1988: Stuntman Baldo Marro won Best Director for the movie Patrolman, beating Chito Roño who directed Itanong Mo sa Buwan. Mr. Marro also won Best Actor for the same movie.

1994: No Best Picture and Best Director Awards were handed out during the awards night, as jury members again felt no entries were deserving of the honors.

2001: Cesar Montano accepted the award for Best Actor for the movie Bagong Buwan, but expresed his disappointment that the movie failed to win as Best Picture. He then went on to say that trophies could be bought anytime in Recto anyway.

2002: The cast of the movie Dekada ’70 walked out of the award ceremonies after Lualhati Bautista failed to win the Best Story and Best Screenplay awards. Even more controversial was the decision of the judges to name Ara Mina Best Actress for her role in Mano Po. Ms. Mina beat Vilma Santos, who was in Dekada ’70.

2005: Director Joel Lamangan walked out after he lost to Jose Javier Reyes. Mr. Lamangan failed to win for his movie Blue Moon. Mr. Reyes won for Kutob.

2006: Enteng Kabisote 3: Okay Ka Fairy Ko The Legend Goes On and On and On was declared the Best Picture after festival organizers changed the criteria for the award by giving more weight to "commercial appeal." Movie producer Star Cinema made a protest to the MMDA, claiming that the movie Kasal, Kasali, Kasalo should have won Best Picture because it topped the box office.

2007: The awards night ended in less than an hour after festival organizers decided to just announce the winners without fanfare. The awards night had to be rushed because a concert, featuring singer Lani Misalucha, was scheduled right after the awards ceremonies.

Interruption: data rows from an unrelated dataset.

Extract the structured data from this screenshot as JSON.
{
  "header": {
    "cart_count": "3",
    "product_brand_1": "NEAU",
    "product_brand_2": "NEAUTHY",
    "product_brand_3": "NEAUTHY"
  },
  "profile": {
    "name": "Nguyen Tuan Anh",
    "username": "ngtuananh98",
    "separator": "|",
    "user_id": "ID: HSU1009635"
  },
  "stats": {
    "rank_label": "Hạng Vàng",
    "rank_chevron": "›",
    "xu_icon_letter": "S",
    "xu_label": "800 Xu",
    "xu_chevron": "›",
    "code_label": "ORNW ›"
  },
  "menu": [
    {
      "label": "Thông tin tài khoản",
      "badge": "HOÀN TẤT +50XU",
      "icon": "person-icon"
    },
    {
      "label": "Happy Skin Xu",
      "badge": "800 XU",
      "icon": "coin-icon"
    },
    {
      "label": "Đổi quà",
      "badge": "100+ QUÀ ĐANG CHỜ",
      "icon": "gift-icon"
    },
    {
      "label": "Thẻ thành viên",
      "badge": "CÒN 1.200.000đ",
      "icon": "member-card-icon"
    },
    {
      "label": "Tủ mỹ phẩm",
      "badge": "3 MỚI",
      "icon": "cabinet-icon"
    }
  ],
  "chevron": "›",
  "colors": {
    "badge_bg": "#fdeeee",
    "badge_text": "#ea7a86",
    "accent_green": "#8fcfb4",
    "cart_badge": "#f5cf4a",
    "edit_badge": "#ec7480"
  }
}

2011: Amable "Tikoy" Aguiluz declined to accept the award for Best Director for the movie Manila Kingpin after he claimed that the movie "was edited without his consent beyond his recognition."